* Márton Mestyán, SISSA, Trieste

[1] M. M., B. Bertini, L. Piroli, P. Calabrese, Phys. Rev. B 99, 014305 (2019)

Michele Filippone: Identical Suppression and Universality of the Hall Response in Interacting Quantum Lattices

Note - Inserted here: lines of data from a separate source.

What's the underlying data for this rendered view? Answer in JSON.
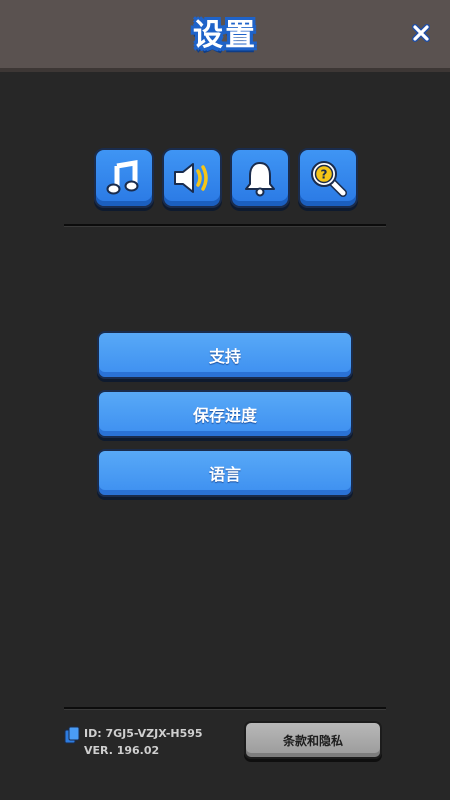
{
  "header": {
    "title": "设置"
  },
  "icons": [
    {
      "name": "music-icon"
    },
    {
      "name": "sound-icon"
    },
    {
      "name": "notification-bell-icon"
    },
    {
      "name": "help-search-icon"
    }
  ],
  "menu": {
    "support_label": "支持",
    "save_progress_label": "保存进度",
    "language_label": "语言"
  },
  "footer": {
    "id_text": "ID: 7GJ5-VZJX-H595",
    "version_text": "VER. 196.02",
    "terms_label": "条款和隐私"
  },
  "colors": {
    "accent_blue": "#3d8ff0",
    "title_outline": "#1f63c9",
    "background": "#272727",
    "header": "#5a5250"
  }
}
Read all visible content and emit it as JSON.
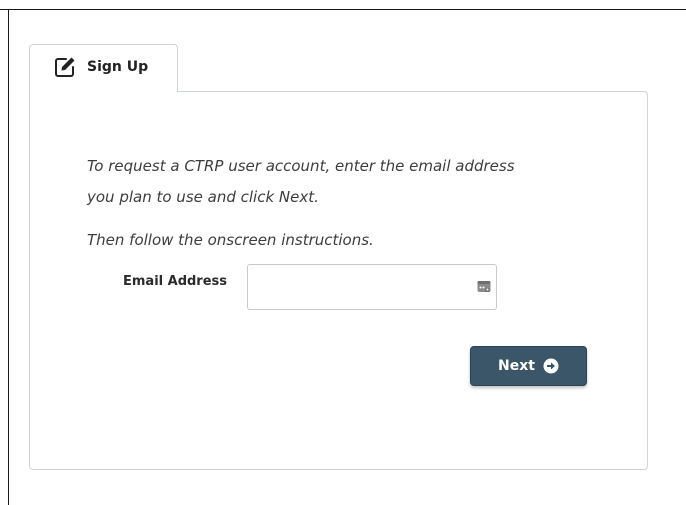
{
  "tab": {
    "label": "Sign Up",
    "icon": "edit-icon"
  },
  "instructions": {
    "line1": "To request a CTRP user account, enter the email address",
    "line2": "you plan to use and click Next.",
    "line3": "Then follow the onscreen instructions."
  },
  "form": {
    "email_label": "Email Address",
    "email_value": "",
    "email_placeholder": "",
    "autofill_icon": "contact-card-icon"
  },
  "actions": {
    "next_label": "Next",
    "next_icon": "arrow-circle-right-icon"
  },
  "colors": {
    "button_bg": "#3a5668",
    "border": "#cfd4d8",
    "text": "#3d3d3d"
  }
}
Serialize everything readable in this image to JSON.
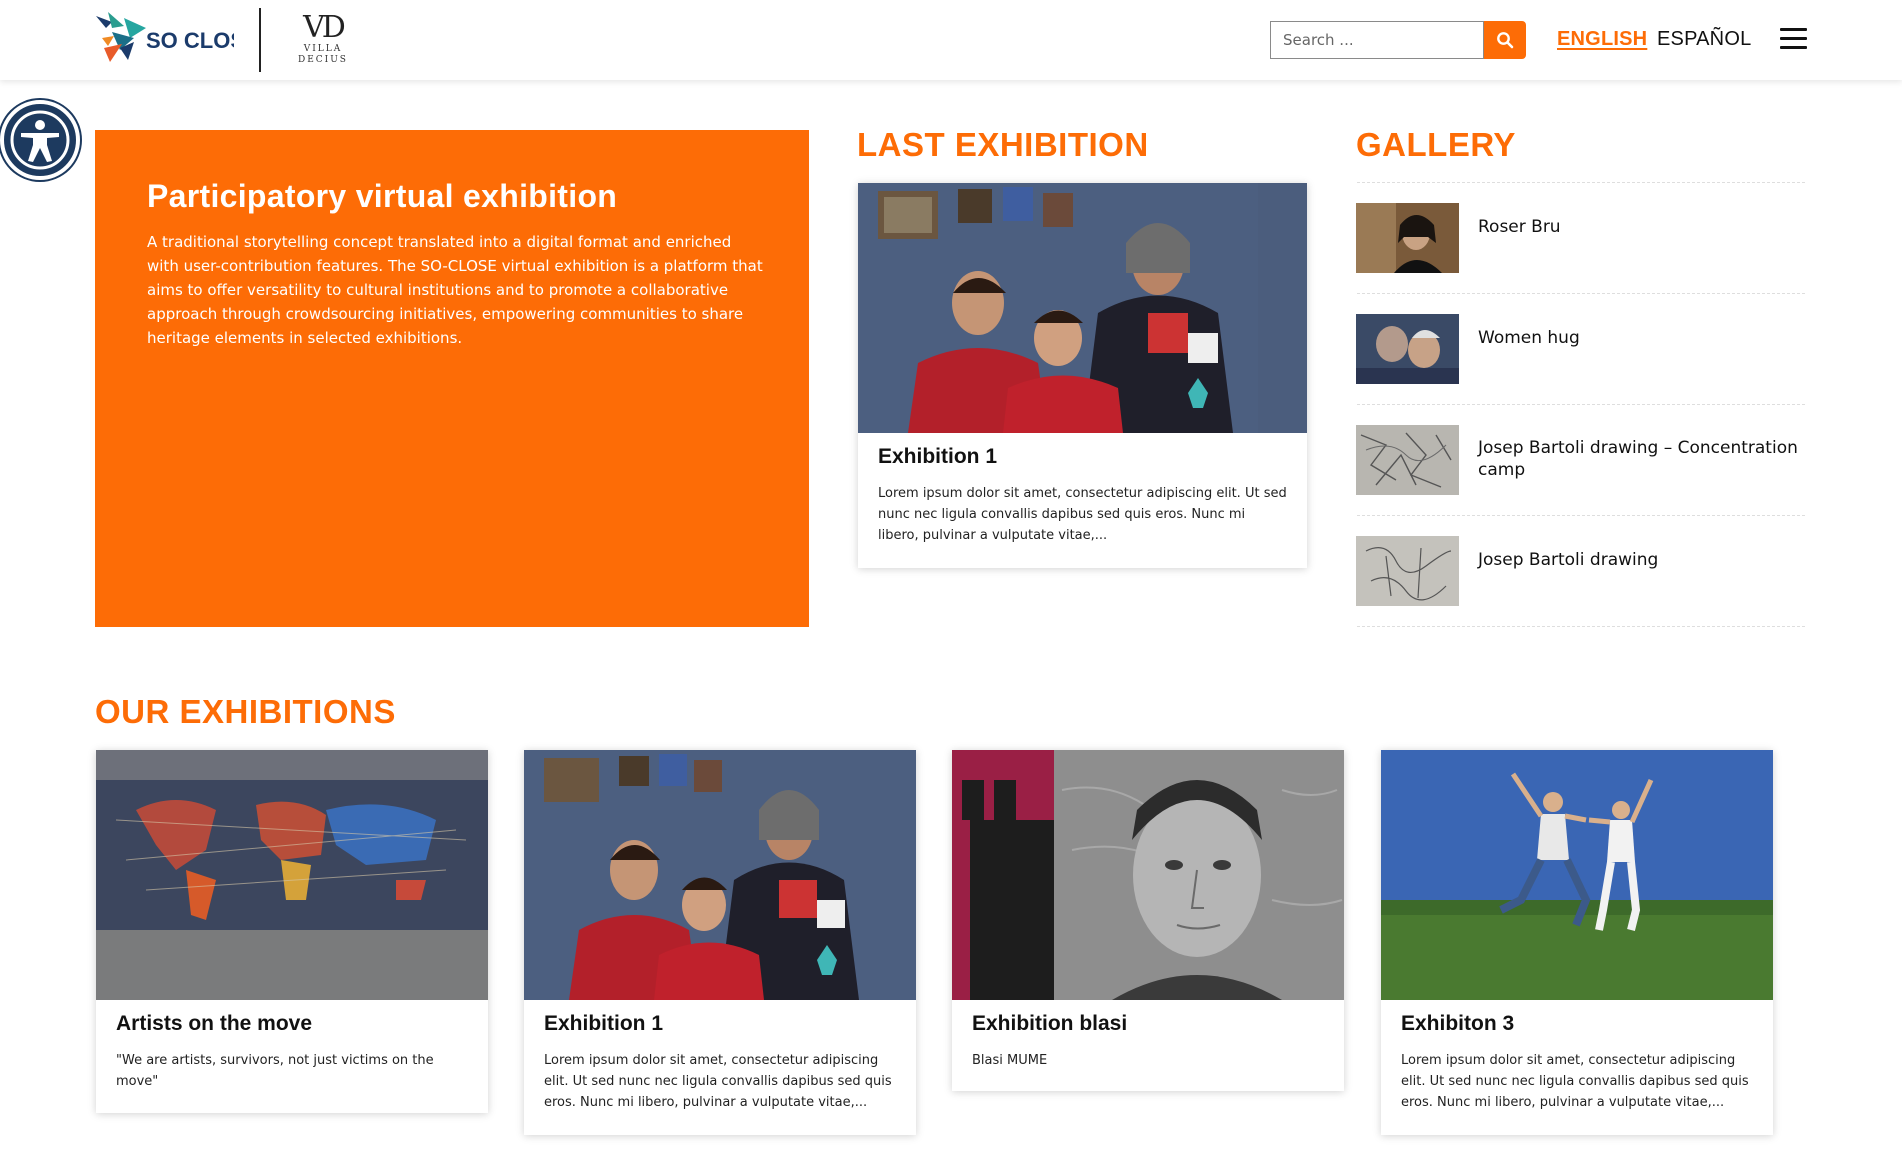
{
  "header": {
    "logo_primary": "SO CLOSE",
    "logo_secondary_mark": "VD",
    "logo_secondary_words": [
      "VILLA",
      "DECIUS"
    ],
    "search_placeholder": "Search ...",
    "search_icon": "search-icon",
    "languages": [
      {
        "label": "ENGLISH",
        "active": true
      },
      {
        "label": "ESPAÑOL",
        "active": false
      }
    ],
    "menu_icon": "hamburger-icon"
  },
  "accessibility": {
    "icon": "accessibility-icon"
  },
  "hero": {
    "title": "Participatory virtual exhibition",
    "text": "A traditional storytelling concept translated into a digital format and enriched with user-contribution features. The SO-CLOSE virtual exhibition is a platform that aims to offer versatility to cultural institutions and to promote a collaborative approach through crowdsourcing initiatives, empowering communities to share heritage elements in selected exhibitions."
  },
  "last_exhibition": {
    "heading": "LAST EXHIBITION",
    "card": {
      "title": "Exhibition 1",
      "text": "Lorem ipsum dolor sit amet, consectetur adipiscing elit. Ut sed nunc nec ligula convallis dapibus sed quis eros. Nunc mi libero, pulvinar a vulputate vitae,..."
    }
  },
  "gallery": {
    "heading": "GALLERY",
    "items": [
      {
        "label": "Roser Bru"
      },
      {
        "label": "Women hug"
      },
      {
        "label": "Josep Bartoli drawing – Concentration camp"
      },
      {
        "label": "Josep Bartoli drawing"
      }
    ]
  },
  "our_exhibitions": {
    "heading": "OUR EXHIBITIONS",
    "cards": [
      {
        "title": "Artists on the move",
        "text": "\"We are artists, survivors, not just victims on the move\""
      },
      {
        "title": "Exhibition 1",
        "text": "Lorem ipsum dolor sit amet, consectetur adipiscing elit. Ut sed nunc nec ligula convallis dapibus sed quis eros. Nunc mi libero, pulvinar a vulputate vitae,..."
      },
      {
        "title": "Exhibition blasi",
        "text": "Blasi MUME"
      },
      {
        "title": "Exhibiton 3",
        "text": "Lorem ipsum dolor sit amet, consectetur adipiscing elit. Ut sed nunc nec ligula convallis dapibus sed quis eros. Nunc mi libero, pulvinar a vulputate vitae,..."
      }
    ]
  },
  "colors": {
    "accent": "#fd6c06",
    "a11y": "#1d3a5f"
  }
}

The Hall effect is known as the voltage drop V perpendicular to the current I and magnetic field B (B⊥ I) measurable in electric conductors. Its importance relies in the fact that, at weak field, the Hall constant R = V/(IB) ≈ -1/(nq)   and measures the charge q and density n of charge carriers. Nevertheless, its calculation remains an open problem in strongly correlated systems. We demonstrate the identical suppression of the Hall response in quasi two-dimensional ballistic lattices, which is robust  to large variations of magnetic field, Fermi level, temperature, disorder and absence of particle-hole symmetry. This suppression is unexpected and we show its relation to the topological properties of the Fermi surface: namely its central charge.  We show that this suppression is commonly achieved in standard (Landauer) quantum transport settings and we rely on DMRG to show that our results equally apply to strongly interacting regimes [1]. Time permitting, I will also discuss how, in some particular cases, interactions do not affect the Hall response at all, universally leading to the non-interacting result R = -1/(nq).

*  Michele Filippone, Université de Genève

[1] M. Filippone, C.-E. Bardyn, S. Greschner and T. Giamarchi, To appear soon.

[2] S. Greschner, M. Filippone and T. Giamarchi, arXiv:1809.10927.